Climate change is in the air as many of the wind-friendly provinces are finalizing their plans ahead of the forthcoming 2015 United Nations Climate Change Conference in Paris, according to the Canadian Wind Energy Association (CanWEA).
During the opening general session of the association's annual conference and exhibition in Toronto, several of CanWEA's regional directors told attendees that efforts inside some of Canada's leading wind provinces are being made to decarbonize the grid – which, in some cases, could mean big opportunities for renewable energy technologies such as wind and solar.
For example, Quebec is hoping to export electricity to the U.S. to help some northern states comply with the Clean Power Plan, the ambitious greenhouse-gas reduction effort spearheaded by the U.S. Environmental Protection Agency (EPA), according to Jean-Frederick Legendre, CanWEA's regional policy director for Quebec.
‘In Quebec, we have a marketable product called electricity. By bundling wind energy with hydro, we can help our neighbors make their goals,’ noted Legendre, adding that the EPA rules allow states to bring in electricity from neighboring Canada.
And it's not just Quebec: Provinces such as Ontario – which has already rid itself of coal-fired generation – and British Columbia are getting into the act.

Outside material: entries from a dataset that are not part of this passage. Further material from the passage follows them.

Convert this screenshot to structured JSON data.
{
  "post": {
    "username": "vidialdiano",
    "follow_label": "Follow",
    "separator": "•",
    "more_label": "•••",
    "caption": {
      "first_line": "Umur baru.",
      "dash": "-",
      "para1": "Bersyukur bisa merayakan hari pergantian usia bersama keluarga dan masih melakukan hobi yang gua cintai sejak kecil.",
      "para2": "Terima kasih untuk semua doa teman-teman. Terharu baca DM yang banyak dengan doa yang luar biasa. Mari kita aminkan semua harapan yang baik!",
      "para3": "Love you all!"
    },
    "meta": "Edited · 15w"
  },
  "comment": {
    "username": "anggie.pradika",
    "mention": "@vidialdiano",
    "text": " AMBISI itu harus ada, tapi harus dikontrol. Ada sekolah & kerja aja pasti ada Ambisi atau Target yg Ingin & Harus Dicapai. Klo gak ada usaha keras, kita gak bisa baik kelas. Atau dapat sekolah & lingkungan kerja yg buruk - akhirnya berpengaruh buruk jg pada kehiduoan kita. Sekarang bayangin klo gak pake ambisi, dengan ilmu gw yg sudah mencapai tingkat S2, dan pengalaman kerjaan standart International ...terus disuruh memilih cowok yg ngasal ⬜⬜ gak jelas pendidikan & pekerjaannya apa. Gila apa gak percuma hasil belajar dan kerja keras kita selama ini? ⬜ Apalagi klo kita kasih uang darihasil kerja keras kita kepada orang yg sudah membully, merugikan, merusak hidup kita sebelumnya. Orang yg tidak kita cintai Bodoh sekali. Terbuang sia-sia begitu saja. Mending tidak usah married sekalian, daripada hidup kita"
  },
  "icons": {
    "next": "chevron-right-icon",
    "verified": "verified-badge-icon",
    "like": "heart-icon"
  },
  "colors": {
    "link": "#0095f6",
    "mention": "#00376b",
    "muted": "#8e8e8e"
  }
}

Even Alberta – Canada's oil and gas capital – is taking steps to put its best (green) foot forward, said Robert Hornung, CanWEA's president, who delivered status updates for both the Alberta and Saskatchewan wind markets.

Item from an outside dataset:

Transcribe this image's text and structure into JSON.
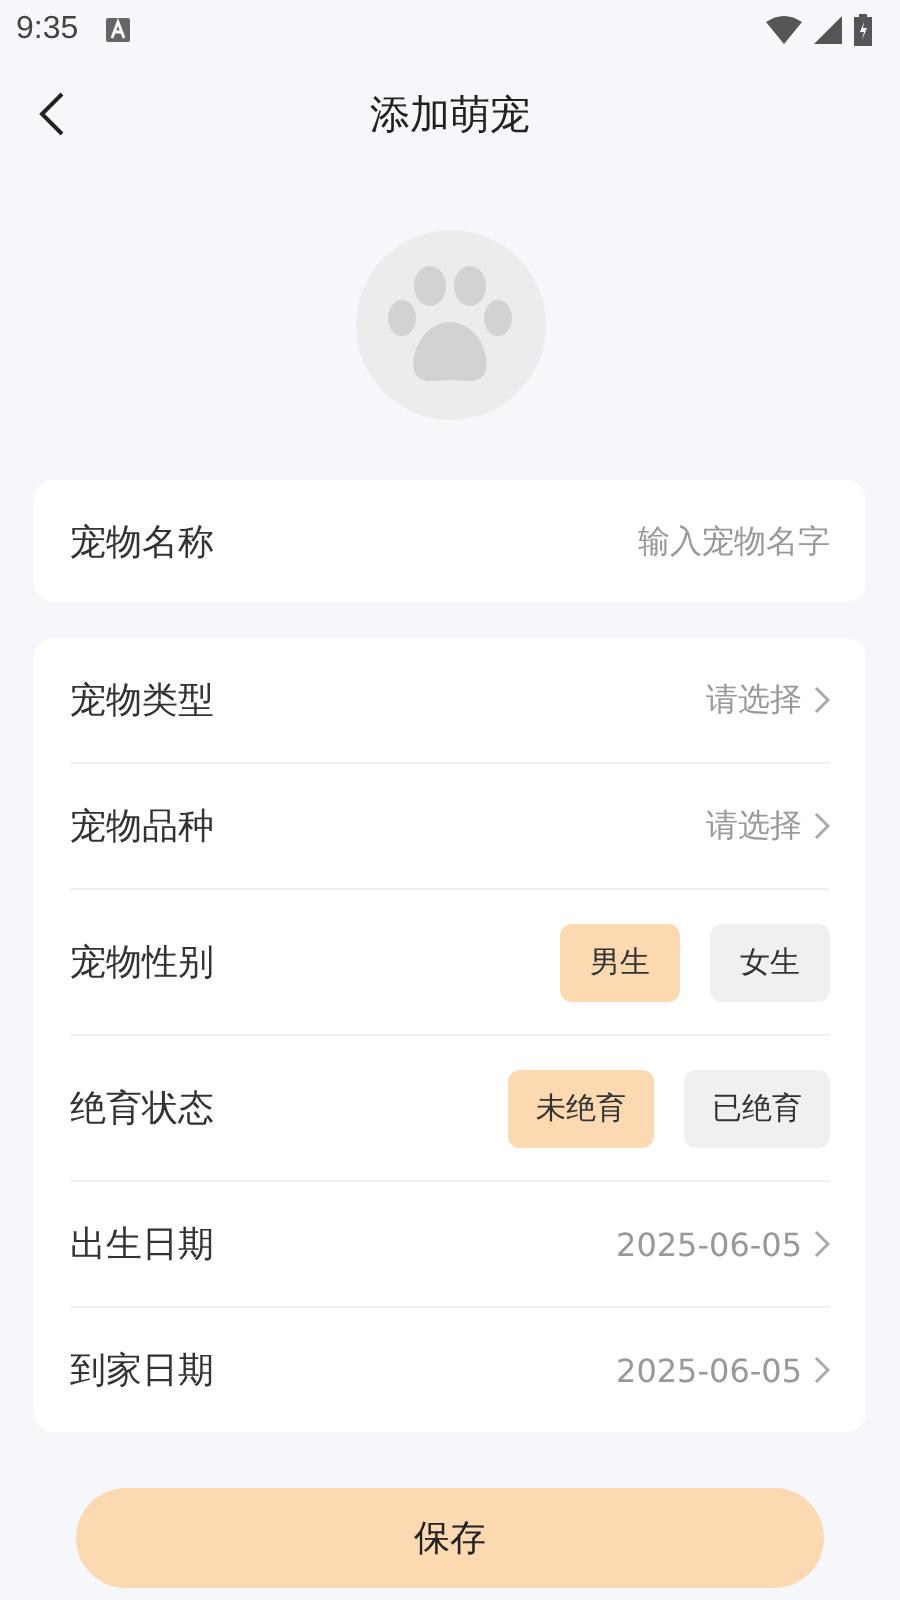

‘A new Alberta government may create significant new opportunities for wind energy,’ Hornung said, noting that a push for renewables is a refreshing departure from the status quo in the province.
‘Things are changing in the province,’ declared the CanWEA exec, who explained that the new government appears to be serious in its renewable energy push. For example, he said, both CanWEA and the Canadian Solar Industries Association are working together to educate and inform the government.

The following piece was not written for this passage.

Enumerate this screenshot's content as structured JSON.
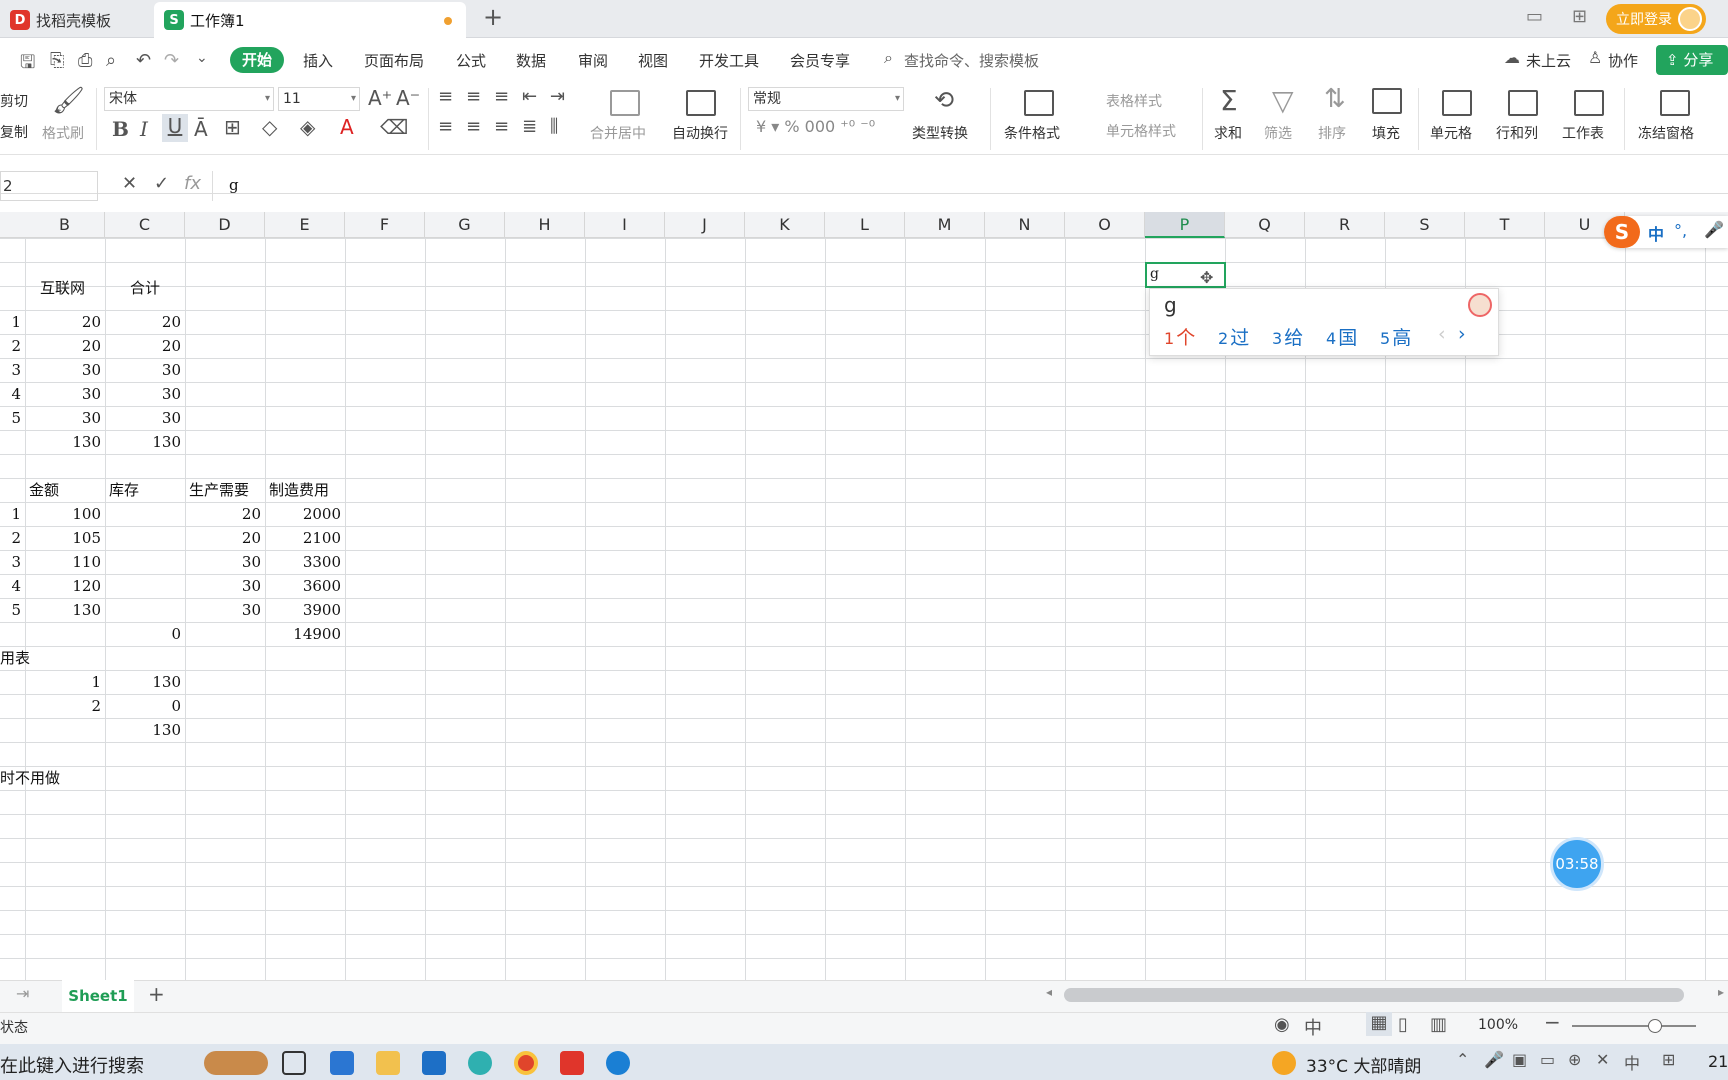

‘When the government goes to Paris, they can say, 'These are our plans for renewable energy, and this is our target date,'’ Hornung said.
Although the push for renewables to replace fossil fuels is encouraging in the big picture, he added, several of the details remain a work in progress.
For example, take the issue of policy. Could wind energy benefit from carbon pricing or a cap-and-trade scenario?
‘The impact for renewables is more indirect,’ he admitted. Even though such a mechanism would increase the cost of gas and coal – in essence, making wind even more competitive – more work needs to be done.
‘While carbon pricing is very valuable to have," Hornung said, "we need to work on the policy.’